The careful review of historical practices also revealed that applying for financial aid has been a major pain up until now. “We heard repeatedly that applying for aid was cumbersome, complicated, and frustrating,” Levin and Moss wrote. “There is some necessary reporting burden in any system that seeks to assess need fairly and accurately, but it soon became apparent that we could improve the process dramatically.” So the school is now at work on a new user experience design that it hopes will be an immediate improvement and that it plans to continue to refine over time.

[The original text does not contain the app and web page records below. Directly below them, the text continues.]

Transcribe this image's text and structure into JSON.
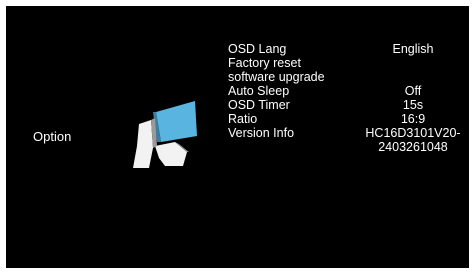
{
  "section": {
    "label": "Option"
  },
  "logo": {
    "icon": "brand-logo-icon",
    "accent_color": "#5ab4e0"
  },
  "menu": {
    "items": [
      {
        "label": "OSD Lang",
        "value": "English"
      },
      {
        "label": "Factory reset",
        "value": ""
      },
      {
        "label": "software upgrade",
        "value": ""
      },
      {
        "label": "Auto Sleep",
        "value": "Off"
      },
      {
        "label": "OSD Timer",
        "value": "15s"
      },
      {
        "label": "Ratio",
        "value": "16:9"
      },
      {
        "label": "Version Info",
        "value": "HC16D3101V20-2403261048"
      }
    ]
  }
}
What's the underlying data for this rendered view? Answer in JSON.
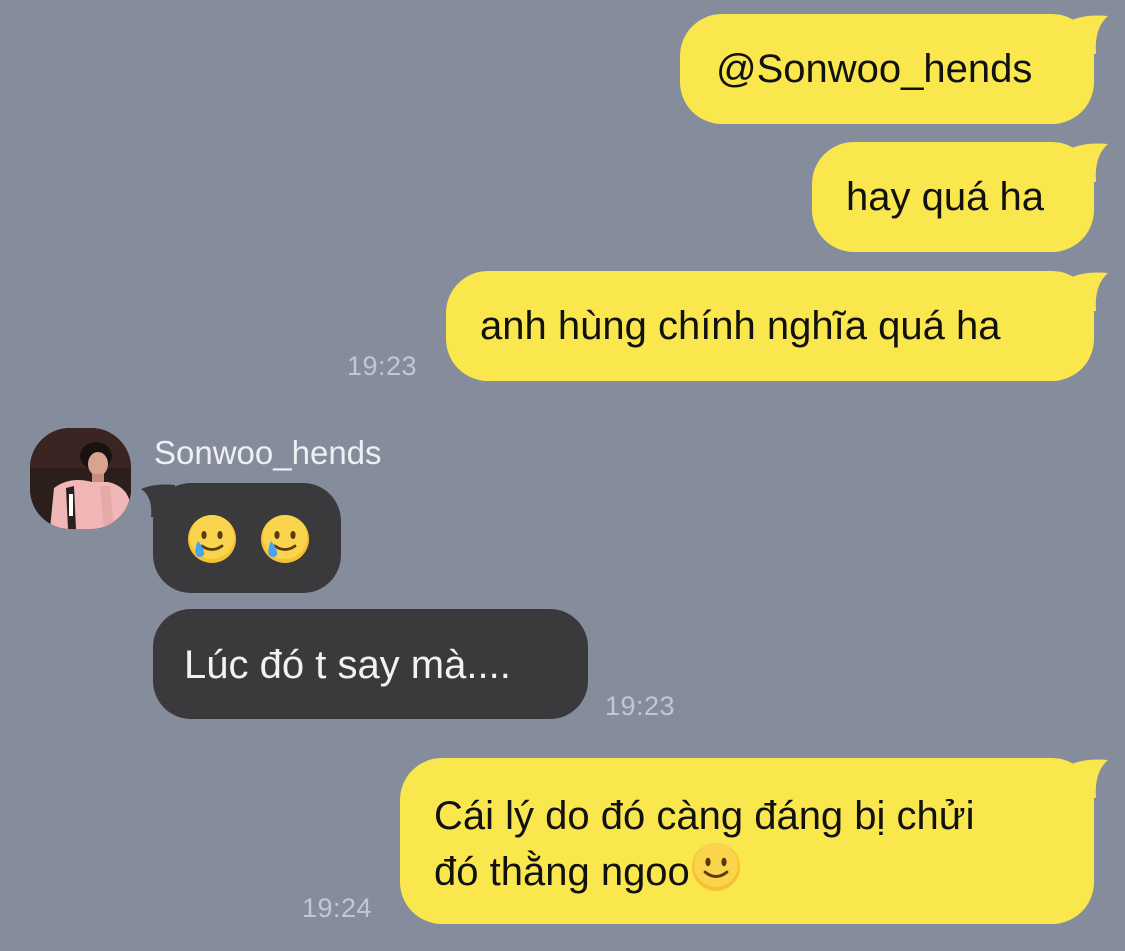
{
  "messages": [
    {
      "direction": "outgoing",
      "text": "@Sonwoo_hends"
    },
    {
      "direction": "outgoing",
      "text": "hay quá ha"
    },
    {
      "direction": "outgoing",
      "text": "anh hùng chính nghĩa quá ha",
      "time": "19:23"
    },
    {
      "direction": "incoming",
      "sender": "Sonwoo_hends",
      "emoji": [
        "crying-smile-emoji",
        "crying-smile-emoji"
      ]
    },
    {
      "direction": "incoming",
      "text": "Lúc đó t say mà....",
      "time": "19:23"
    },
    {
      "direction": "outgoing",
      "lines": [
        "Cái lý do đó càng đáng bị chửi",
        "đó thằng ngoo"
      ],
      "emoji": "slightly-smiling-emoji",
      "time": "19:24"
    }
  ],
  "colors": {
    "background": "#858c9b",
    "outgoing_bubble": "#fae74e",
    "incoming_bubble": "#3a3a3d",
    "timestamp": "#c3c7d0"
  }
}
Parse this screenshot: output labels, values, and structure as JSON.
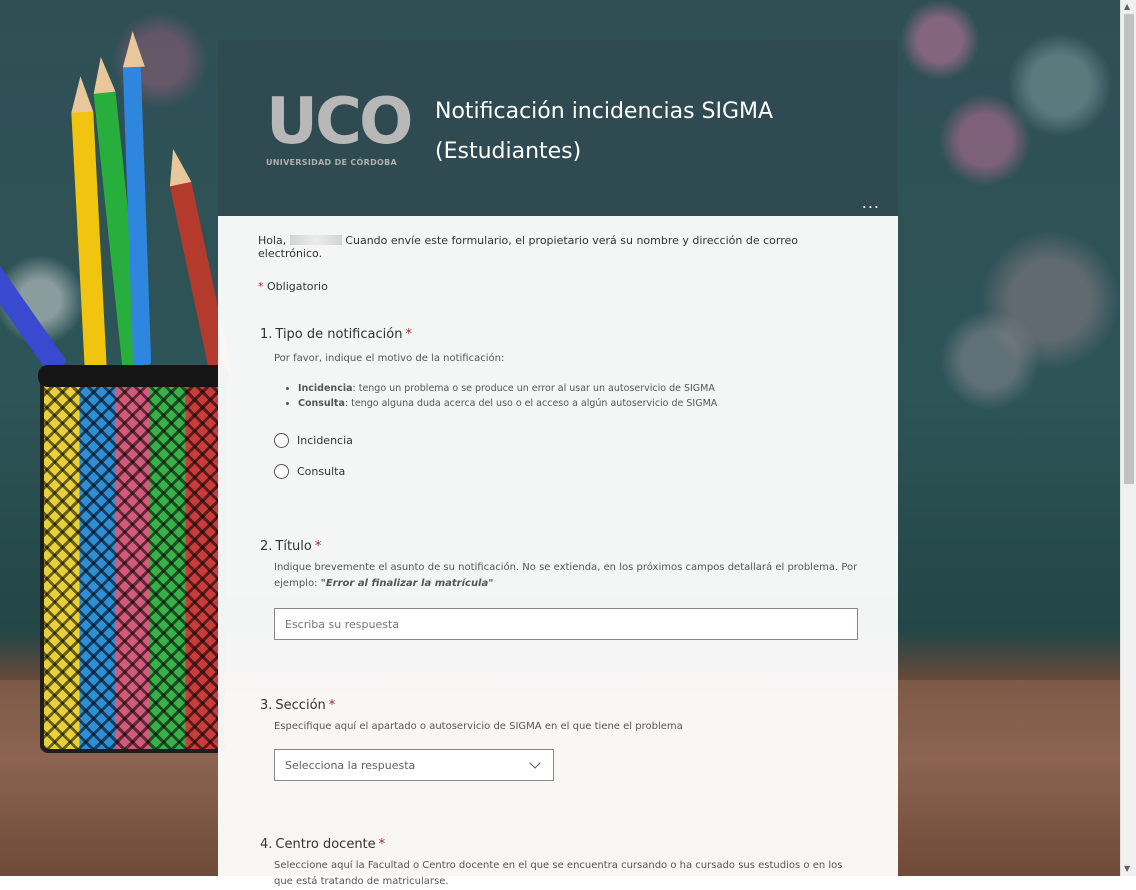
{
  "logo": {
    "letters": [
      "U",
      "C",
      "O"
    ],
    "subtitle": "UNIVERSIDAD DE CÓRDOBA"
  },
  "form": {
    "title": "Notificación incidencias SIGMA (Estudiantes)",
    "more_label": "...",
    "intro_greeting": "Hola,",
    "intro_text": "Cuando envíe este formulario, el propietario verá su nombre y dirección de correo electrónico.",
    "required_mark": "*",
    "required_note": "Obligatorio"
  },
  "questions": [
    {
      "number": "1.",
      "title": "Tipo de notificación",
      "description": "Por favor, indique el motivo de la notificación:",
      "bullets": [
        {
          "term": "Incidencia",
          "text": ": tengo un problema o se produce un error al usar un autoservicio de SIGMA"
        },
        {
          "term": "Consulta",
          "text": ": tengo alguna duda acerca del uso o el acceso a algún autoservicio de SIGMA"
        }
      ],
      "options": [
        "Incidencia",
        "Consulta"
      ]
    },
    {
      "number": "2.",
      "title": "Título",
      "description_prefix": "Indique brevemente el asunto de su notificación. No se extienda, en los próximos campos detallará el problema. Por ejemplo:",
      "description_example": "\"Error al finalizar la matrícula\"",
      "placeholder": "Escriba su respuesta"
    },
    {
      "number": "3.",
      "title": "Sección",
      "description": "Especifique aquí el apartado o autoservicio de SIGMA en el que tiene el problema",
      "select_placeholder": "Selecciona la respuesta"
    },
    {
      "number": "4.",
      "title": "Centro docente",
      "description": "Seleccione aquí la Facultad o Centro docente en el que se encuentra cursando o ha cursado sus estudios o en los que está tratando de matricularse."
    }
  ],
  "scrollbar": {
    "up_arrow": "▲",
    "down_arrow": "▼"
  },
  "colors": {
    "header_bg": "#2f4a50",
    "required": "#a4262c"
  }
}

Finally, Stanford has recognized that its new system must be able to deal with exceptional circumstances. “In our discussions, it became clear that ‘edge cases’ can arise in determining financial need, where students face complex situations, such as family health issues,” the letter continued.” Our hope is that by working with students, we can ensure that their calculated need accurately reflects their situation, recognizing that it may change over time.”
We would wager that neither Moss nor Levin hoped to devote as much of the earliest days in their current roles at Stanford to overhauling a problematic financial aid process they inherited. But early feedback suggests the effort will prove well worth it.

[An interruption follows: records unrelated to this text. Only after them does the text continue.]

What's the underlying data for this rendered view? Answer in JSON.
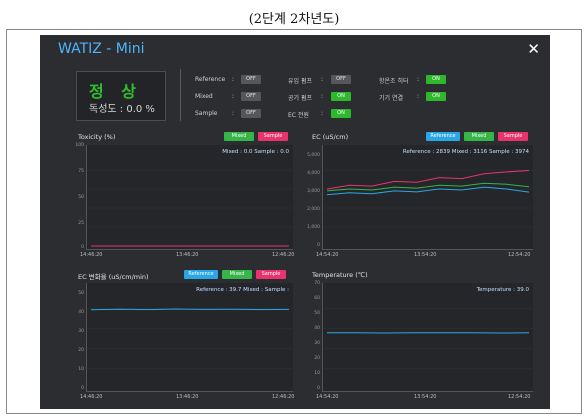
{
  "caption": "(2단계 2차년도)",
  "window": {
    "title": "WATIZ - Mini",
    "close_glyph": "✕"
  },
  "status": {
    "state": "정 상",
    "toxicity_label": "독성도 : 0.0 %"
  },
  "controls": [
    {
      "label": "Reference",
      "value": "OFF",
      "on": false
    },
    {
      "label": "Mixed",
      "value": "OFF",
      "on": false
    },
    {
      "label": "Sample",
      "value": "OFF",
      "on": false
    },
    {
      "label": "유입 펌프",
      "value": "OFF",
      "on": false
    },
    {
      "label": "공기 펌프",
      "value": "ON",
      "on": true
    },
    {
      "label": "EC 전원",
      "value": "ON",
      "on": true
    },
    {
      "label": "항온조 히터",
      "value": "ON",
      "on": true
    },
    {
      "label": "기기 연결",
      "value": "ON",
      "on": true
    }
  ],
  "colors": {
    "reference": "#2aa6e8",
    "mixed": "#35b54a",
    "sample": "#e8336d",
    "accent": "#4fb3ff",
    "ok": "#2ec02e"
  },
  "panels": {
    "toxicity": {
      "title": "Toxicity (%)",
      "legend": [
        "Mixed",
        "Sample"
      ],
      "readout": "Mixed : 0.0   Sample : 0.0",
      "yticks": [
        "100",
        "75",
        "50",
        "25",
        "0"
      ],
      "xticks": [
        "14:46:20",
        "13:46:20",
        "12:46:20"
      ]
    },
    "ec": {
      "title": "EC (uS/cm)",
      "legend": [
        "Reference",
        "Mixed",
        "Sample"
      ],
      "readout": "Reference : 2839   Mixed : 3116   Sample : 3974",
      "yticks": [
        "5,000",
        "4,000",
        "3,000",
        "2,000",
        "1,000",
        "0"
      ],
      "xticks": [
        "14:54:20",
        "13:54:20",
        "12:54:20"
      ]
    },
    "ecrate": {
      "title": "EC 변화율 (uS/cm/min)",
      "legend": [
        "Reference",
        "Mixed",
        "Sample"
      ],
      "readout": "Reference : 39.7   Mixed :    Sample :",
      "yticks": [
        "50",
        "40",
        "30",
        "20",
        "10",
        "0"
      ],
      "xticks": [
        "14:46:20",
        "13:46:20",
        "12:46:20"
      ]
    },
    "temperature": {
      "title": "Temperature (℃)",
      "legend": [],
      "readout": "Temperature : 39.0",
      "yticks": [
        "70",
        "60",
        "50",
        "40",
        "30",
        "20",
        "10",
        "0"
      ],
      "xticks": [
        "14:54:20",
        "13:54:20",
        "12:54:20"
      ]
    }
  },
  "chart_data": [
    {
      "type": "line",
      "title": "Toxicity (%)",
      "ylim": [
        0,
        100
      ],
      "series": [
        {
          "name": "Mixed",
          "values": [
            0,
            0,
            0,
            0,
            0
          ]
        },
        {
          "name": "Sample",
          "values": [
            0,
            0,
            0,
            0,
            0
          ]
        }
      ]
    },
    {
      "type": "line",
      "title": "EC (uS/cm)",
      "ylim": [
        0,
        5000
      ],
      "series": [
        {
          "name": "Reference",
          "values": [
            2700,
            2800,
            2750,
            2900,
            2850,
            3000,
            2950,
            3100,
            3000,
            2839
          ]
        },
        {
          "name": "Mixed",
          "values": [
            2900,
            3000,
            2950,
            3100,
            3050,
            3200,
            3150,
            3300,
            3250,
            3116
          ]
        },
        {
          "name": "Sample",
          "values": [
            3000,
            3200,
            3150,
            3400,
            3350,
            3600,
            3550,
            3800,
            3900,
            3974
          ]
        }
      ]
    },
    {
      "type": "line",
      "title": "EC 변화율 (uS/cm/min)",
      "ylim": [
        0,
        50
      ],
      "series": [
        {
          "name": "Reference",
          "values": [
            39.5,
            39.8,
            39.6,
            39.9,
            39.7,
            39.8,
            39.6,
            39.7
          ]
        }
      ]
    },
    {
      "type": "line",
      "title": "Temperature (℃)",
      "ylim": [
        0,
        70
      ],
      "series": [
        {
          "name": "Temperature",
          "values": [
            39.0,
            39.1,
            38.9,
            39.0,
            39.1,
            39.0,
            38.9,
            39.0
          ]
        }
      ]
    }
  ]
}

Devin Kelsey, a 2018 grad, underscored the importance of having a financial aid process that reflects the school’s larger place in the world. “Stanford GSB’s redesigned financial aid system brings greater access and fairness to applicants, an important element that reflects the values our GSB community exhibit each and every day,” Kelsey said. “It was an honor to provide input and contribute to this initiative, one that will support the well-being of future students and the long-term success of the GSB.”
Alumnus Jonathan Garfinkel, now a partner at TPG, also spoke to the continuing influence today’s announcement promised to have at the school and in the careers of its graduates. “As members of the Stanford GSB community, we are united in our shared values and commitment to the institution,” he said. “ It was inspiring and illuminating to help redesign the financial aid system based on the principles of access, fairness, and excellence, and I’m optimistic that the changes will enable the GSB to make a greater impact for years to come.”